> WHAT THE TASK ASKS: Repeat each entry exactly and drop the pictures.

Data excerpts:
=== Begin Enclosure ===

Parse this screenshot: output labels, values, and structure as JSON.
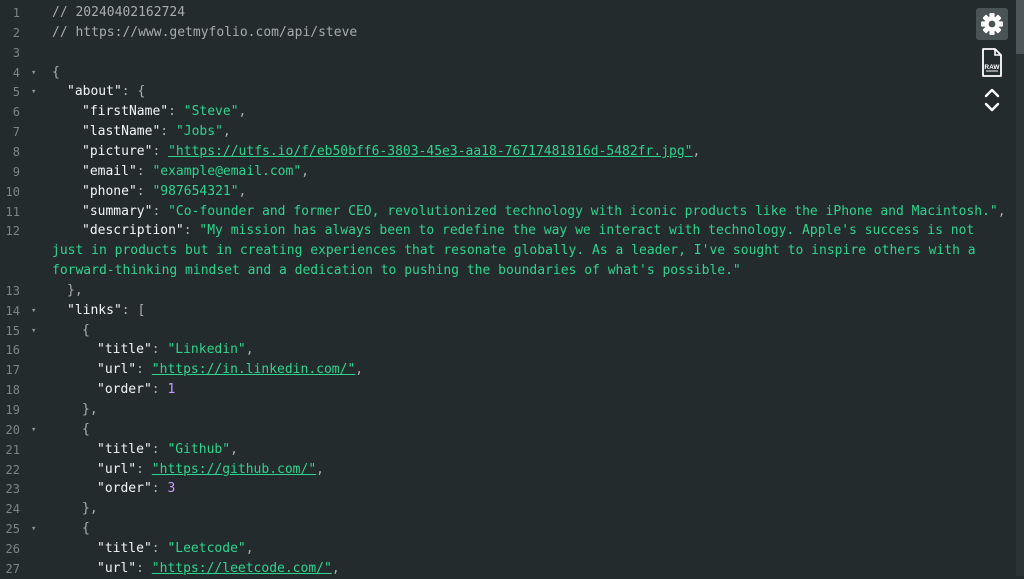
{
  "toolbar": {
    "settings_icon": "gear-icon",
    "raw_icon": "raw-file-icon",
    "raw_label": "RAW",
    "collapse_icon": "expand-collapse-chevrons-icon"
  },
  "lines": [
    {
      "n": "1",
      "fold": false,
      "indent": 0,
      "tokens": [
        {
          "t": "cmt",
          "v": "// 20240402162724"
        }
      ]
    },
    {
      "n": "2",
      "fold": false,
      "indent": 0,
      "tokens": [
        {
          "t": "cmt",
          "v": "// https://www.getmyfolio.com/api/steve"
        }
      ]
    },
    {
      "n": "3",
      "fold": false,
      "indent": 0,
      "tokens": []
    },
    {
      "n": "4",
      "fold": true,
      "indent": 0,
      "tokens": [
        {
          "t": "punc",
          "v": "{"
        }
      ]
    },
    {
      "n": "5",
      "fold": true,
      "indent": 1,
      "tokens": [
        {
          "t": "key",
          "v": "\"about\""
        },
        {
          "t": "punc",
          "v": ": {"
        }
      ]
    },
    {
      "n": "6",
      "fold": false,
      "indent": 2,
      "tokens": [
        {
          "t": "key",
          "v": "\"firstName\""
        },
        {
          "t": "punc",
          "v": ": "
        },
        {
          "t": "str",
          "v": "\"Steve\""
        },
        {
          "t": "punc",
          "v": ","
        }
      ]
    },
    {
      "n": "7",
      "fold": false,
      "indent": 2,
      "tokens": [
        {
          "t": "key",
          "v": "\"lastName\""
        },
        {
          "t": "punc",
          "v": ": "
        },
        {
          "t": "str",
          "v": "\"Jobs\""
        },
        {
          "t": "punc",
          "v": ","
        }
      ]
    },
    {
      "n": "8",
      "fold": false,
      "indent": 2,
      "tokens": [
        {
          "t": "key",
          "v": "\"picture\""
        },
        {
          "t": "punc",
          "v": ": "
        },
        {
          "t": "url",
          "v": "\"https://utfs.io/f/eb50bff6-3803-45e3-aa18-76717481816d-5482fr.jpg\""
        },
        {
          "t": "punc",
          "v": ","
        }
      ]
    },
    {
      "n": "9",
      "fold": false,
      "indent": 2,
      "tokens": [
        {
          "t": "key",
          "v": "\"email\""
        },
        {
          "t": "punc",
          "v": ": "
        },
        {
          "t": "str",
          "v": "\"example@email.com\""
        },
        {
          "t": "punc",
          "v": ","
        }
      ]
    },
    {
      "n": "10",
      "fold": false,
      "indent": 2,
      "tokens": [
        {
          "t": "key",
          "v": "\"phone\""
        },
        {
          "t": "punc",
          "v": ": "
        },
        {
          "t": "str",
          "v": "\"987654321\""
        },
        {
          "t": "punc",
          "v": ","
        }
      ]
    },
    {
      "n": "11",
      "fold": false,
      "indent": 2,
      "tokens": [
        {
          "t": "key",
          "v": "\"summary\""
        },
        {
          "t": "punc",
          "v": ": "
        },
        {
          "t": "str",
          "v": "\"Co-founder and former CEO, revolutionized technology with iconic products like the iPhone and Macintosh.\""
        },
        {
          "t": "punc",
          "v": ","
        }
      ]
    },
    {
      "n": "12",
      "fold": false,
      "indent": 2,
      "tokens": [
        {
          "t": "key",
          "v": "\"description\""
        },
        {
          "t": "punc",
          "v": ": "
        },
        {
          "t": "str",
          "v": "\"My mission has always been to redefine the way we interact with technology. Apple's success is not"
        }
      ]
    },
    {
      "n": "",
      "fold": false,
      "indent": 0,
      "tokens": [
        {
          "t": "str",
          "v": "just in products but in creating experiences that resonate globally. As a leader, I've sought to inspire others with a"
        }
      ]
    },
    {
      "n": "",
      "fold": false,
      "indent": 0,
      "tokens": [
        {
          "t": "str",
          "v": "forward-thinking mindset and a dedication to pushing the boundaries of what's possible.\""
        }
      ]
    },
    {
      "n": "13",
      "fold": false,
      "indent": 1,
      "tokens": [
        {
          "t": "punc",
          "v": "},"
        }
      ]
    },
    {
      "n": "14",
      "fold": true,
      "indent": 1,
      "tokens": [
        {
          "t": "key",
          "v": "\"links\""
        },
        {
          "t": "punc",
          "v": ": ["
        }
      ]
    },
    {
      "n": "15",
      "fold": true,
      "indent": 2,
      "tokens": [
        {
          "t": "punc",
          "v": "{"
        }
      ]
    },
    {
      "n": "16",
      "fold": false,
      "indent": 3,
      "tokens": [
        {
          "t": "key",
          "v": "\"title\""
        },
        {
          "t": "punc",
          "v": ": "
        },
        {
          "t": "str",
          "v": "\"Linkedin\""
        },
        {
          "t": "punc",
          "v": ","
        }
      ]
    },
    {
      "n": "17",
      "fold": false,
      "indent": 3,
      "tokens": [
        {
          "t": "key",
          "v": "\"url\""
        },
        {
          "t": "punc",
          "v": ": "
        },
        {
          "t": "url",
          "v": "\"https://in.linkedin.com/\""
        },
        {
          "t": "punc",
          "v": ","
        }
      ]
    },
    {
      "n": "18",
      "fold": false,
      "indent": 3,
      "tokens": [
        {
          "t": "key",
          "v": "\"order\""
        },
        {
          "t": "punc",
          "v": ": "
        },
        {
          "t": "num",
          "v": "1"
        }
      ]
    },
    {
      "n": "19",
      "fold": false,
      "indent": 2,
      "tokens": [
        {
          "t": "punc",
          "v": "},"
        }
      ]
    },
    {
      "n": "20",
      "fold": true,
      "indent": 2,
      "tokens": [
        {
          "t": "punc",
          "v": "{"
        }
      ]
    },
    {
      "n": "21",
      "fold": false,
      "indent": 3,
      "tokens": [
        {
          "t": "key",
          "v": "\"title\""
        },
        {
          "t": "punc",
          "v": ": "
        },
        {
          "t": "str",
          "v": "\"Github\""
        },
        {
          "t": "punc",
          "v": ","
        }
      ]
    },
    {
      "n": "22",
      "fold": false,
      "indent": 3,
      "tokens": [
        {
          "t": "key",
          "v": "\"url\""
        },
        {
          "t": "punc",
          "v": ": "
        },
        {
          "t": "url",
          "v": "\"https://github.com/\""
        },
        {
          "t": "punc",
          "v": ","
        }
      ]
    },
    {
      "n": "23",
      "fold": false,
      "indent": 3,
      "tokens": [
        {
          "t": "key",
          "v": "\"order\""
        },
        {
          "t": "punc",
          "v": ": "
        },
        {
          "t": "num",
          "v": "3"
        }
      ]
    },
    {
      "n": "24",
      "fold": false,
      "indent": 2,
      "tokens": [
        {
          "t": "punc",
          "v": "},"
        }
      ]
    },
    {
      "n": "25",
      "fold": true,
      "indent": 2,
      "tokens": [
        {
          "t": "punc",
          "v": "{"
        }
      ]
    },
    {
      "n": "26",
      "fold": false,
      "indent": 3,
      "tokens": [
        {
          "t": "key",
          "v": "\"title\""
        },
        {
          "t": "punc",
          "v": ": "
        },
        {
          "t": "str",
          "v": "\"Leetcode\""
        },
        {
          "t": "punc",
          "v": ","
        }
      ]
    },
    {
      "n": "27",
      "fold": false,
      "indent": 3,
      "tokens": [
        {
          "t": "key",
          "v": "\"url\""
        },
        {
          "t": "punc",
          "v": ": "
        },
        {
          "t": "url",
          "v": "\"https://leetcode.com/\""
        },
        {
          "t": "punc",
          "v": ","
        }
      ]
    }
  ]
}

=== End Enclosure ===

> TASK ANSWER:
Parse this screenshot: output labels, values, and structure as JSON.
{
  "toolbar": {
    "settings_icon": "gear-icon",
    "raw_icon": "raw-file-icon",
    "raw_label": "RAW",
    "collapse_icon": "expand-collapse-chevrons-icon"
  },
  "lines": [
    {
      "n": "1",
      "fold": false,
      "indent": 0,
      "tokens": [
        {
          "t": "cmt",
          "v": "// 20240402162724"
        }
      ]
    },
    {
      "n": "2",
      "fold": false,
      "indent": 0,
      "tokens": [
        {
          "t": "cmt",
          "v": "// https://www.getmyfolio.com/api/steve"
        }
      ]
    },
    {
      "n": "3",
      "fold": false,
      "indent": 0,
      "tokens": []
    },
    {
      "n": "4",
      "fold": true,
      "indent": 0,
      "tokens": [
        {
          "t": "punc",
          "v": "{"
        }
      ]
    },
    {
      "n": "5",
      "fold": true,
      "indent": 1,
      "tokens": [
        {
          "t": "key",
          "v": "\"about\""
        },
        {
          "t": "punc",
          "v": ": {"
        }
      ]
    },
    {
      "n": "6",
      "fold": false,
      "indent": 2,
      "tokens": [
        {
          "t": "key",
          "v": "\"firstName\""
        },
        {
          "t": "punc",
          "v": ": "
        },
        {
          "t": "str",
          "v": "\"Steve\""
        },
        {
          "t": "punc",
          "v": ","
        }
      ]
    },
    {
      "n": "7",
      "fold": false,
      "indent": 2,
      "tokens": [
        {
          "t": "key",
          "v": "\"lastName\""
        },
        {
          "t": "punc",
          "v": ": "
        },
        {
          "t": "str",
          "v": "\"Jobs\""
        },
        {
          "t": "punc",
          "v": ","
        }
      ]
    },
    {
      "n": "8",
      "fold": false,
      "indent": 2,
      "tokens": [
        {
          "t": "key",
          "v": "\"picture\""
        },
        {
          "t": "punc",
          "v": ": "
        },
        {
          "t": "url",
          "v": "\"https://utfs.io/f/eb50bff6-3803-45e3-aa18-76717481816d-5482fr.jpg\""
        },
        {
          "t": "punc",
          "v": ","
        }
      ]
    },
    {
      "n": "9",
      "fold": false,
      "indent": 2,
      "tokens": [
        {
          "t": "key",
          "v": "\"email\""
        },
        {
          "t": "punc",
          "v": ": "
        },
        {
          "t": "str",
          "v": "\"example@email.com\""
        },
        {
          "t": "punc",
          "v": ","
        }
      ]
    },
    {
      "n": "10",
      "fold": false,
      "indent": 2,
      "tokens": [
        {
          "t": "key",
          "v": "\"phone\""
        },
        {
          "t": "punc",
          "v": ": "
        },
        {
          "t": "str",
          "v": "\"987654321\""
        },
        {
          "t": "punc",
          "v": ","
        }
      ]
    },
    {
      "n": "11",
      "fold": false,
      "indent": 2,
      "tokens": [
        {
          "t": "key",
          "v": "\"summary\""
        },
        {
          "t": "punc",
          "v": ": "
        },
        {
          "t": "str",
          "v": "\"Co-founder and former CEO, revolutionized technology with iconic products like the iPhone and Macintosh.\""
        },
        {
          "t": "punc",
          "v": ","
        }
      ]
    },
    {
      "n": "12",
      "fold": false,
      "indent": 2,
      "tokens": [
        {
          "t": "key",
          "v": "\"description\""
        },
        {
          "t": "punc",
          "v": ": "
        },
        {
          "t": "str",
          "v": "\"My mission has always been to redefine the way we interact with technology. Apple's success is not"
        }
      ]
    },
    {
      "n": "",
      "fold": false,
      "indent": 0,
      "tokens": [
        {
          "t": "str",
          "v": "just in products but in creating experiences that resonate globally. As a leader, I've sought to inspire others with a"
        }
      ]
    },
    {
      "n": "",
      "fold": false,
      "indent": 0,
      "tokens": [
        {
          "t": "str",
          "v": "forward-thinking mindset and a dedication to pushing the boundaries of what's possible.\""
        }
      ]
    },
    {
      "n": "13",
      "fold": false,
      "indent": 1,
      "tokens": [
        {
          "t": "punc",
          "v": "},"
        }
      ]
    },
    {
      "n": "14",
      "fold": true,
      "indent": 1,
      "tokens": [
        {
          "t": "key",
          "v": "\"links\""
        },
        {
          "t": "punc",
          "v": ": ["
        }
      ]
    },
    {
      "n": "15",
      "fold": true,
      "indent": 2,
      "tokens": [
        {
          "t": "punc",
          "v": "{"
        }
      ]
    },
    {
      "n": "16",
      "fold": false,
      "indent": 3,
      "tokens": [
        {
          "t": "key",
          "v": "\"title\""
        },
        {
          "t": "punc",
          "v": ": "
        },
        {
          "t": "str",
          "v": "\"Linkedin\""
        },
        {
          "t": "punc",
          "v": ","
        }
      ]
    },
    {
      "n": "17",
      "fold": false,
      "indent": 3,
      "tokens": [
        {
          "t": "key",
          "v": "\"url\""
        },
        {
          "t": "punc",
          "v": ": "
        },
        {
          "t": "url",
          "v": "\"https://in.linkedin.com/\""
        },
        {
          "t": "punc",
          "v": ","
        }
      ]
    },
    {
      "n": "18",
      "fold": false,
      "indent": 3,
      "tokens": [
        {
          "t": "key",
          "v": "\"order\""
        },
        {
          "t": "punc",
          "v": ": "
        },
        {
          "t": "num",
          "v": "1"
        }
      ]
    },
    {
      "n": "19",
      "fold": false,
      "indent": 2,
      "tokens": [
        {
          "t": "punc",
          "v": "},"
        }
      ]
    },
    {
      "n": "20",
      "fold": true,
      "indent": 2,
      "tokens": [
        {
          "t": "punc",
          "v": "{"
        }
      ]
    },
    {
      "n": "21",
      "fold": false,
      "indent": 3,
      "tokens": [
        {
          "t": "key",
          "v": "\"title\""
        },
        {
          "t": "punc",
          "v": ": "
        },
        {
          "t": "str",
          "v": "\"Github\""
        },
        {
          "t": "punc",
          "v": ","
        }
      ]
    },
    {
      "n": "22",
      "fold": false,
      "indent": 3,
      "tokens": [
        {
          "t": "key",
          "v": "\"url\""
        },
        {
          "t": "punc",
          "v": ": "
        },
        {
          "t": "url",
          "v": "\"https://github.com/\""
        },
        {
          "t": "punc",
          "v": ","
        }
      ]
    },
    {
      "n": "23",
      "fold": false,
      "indent": 3,
      "tokens": [
        {
          "t": "key",
          "v": "\"order\""
        },
        {
          "t": "punc",
          "v": ": "
        },
        {
          "t": "num",
          "v": "3"
        }
      ]
    },
    {
      "n": "24",
      "fold": false,
      "indent": 2,
      "tokens": [
        {
          "t": "punc",
          "v": "},"
        }
      ]
    },
    {
      "n": "25",
      "fold": true,
      "indent": 2,
      "tokens": [
        {
          "t": "punc",
          "v": "{"
        }
      ]
    },
    {
      "n": "26",
      "fold": false,
      "indent": 3,
      "tokens": [
        {
          "t": "key",
          "v": "\"title\""
        },
        {
          "t": "punc",
          "v": ": "
        },
        {
          "t": "str",
          "v": "\"Leetcode\""
        },
        {
          "t": "punc",
          "v": ","
        }
      ]
    },
    {
      "n": "27",
      "fold": false,
      "indent": 3,
      "tokens": [
        {
          "t": "key",
          "v": "\"url\""
        },
        {
          "t": "punc",
          "v": ": "
        },
        {
          "t": "url",
          "v": "\"https://leetcode.com/\""
        },
        {
          "t": "punc",
          "v": ","
        }
      ]
    }
  ]
}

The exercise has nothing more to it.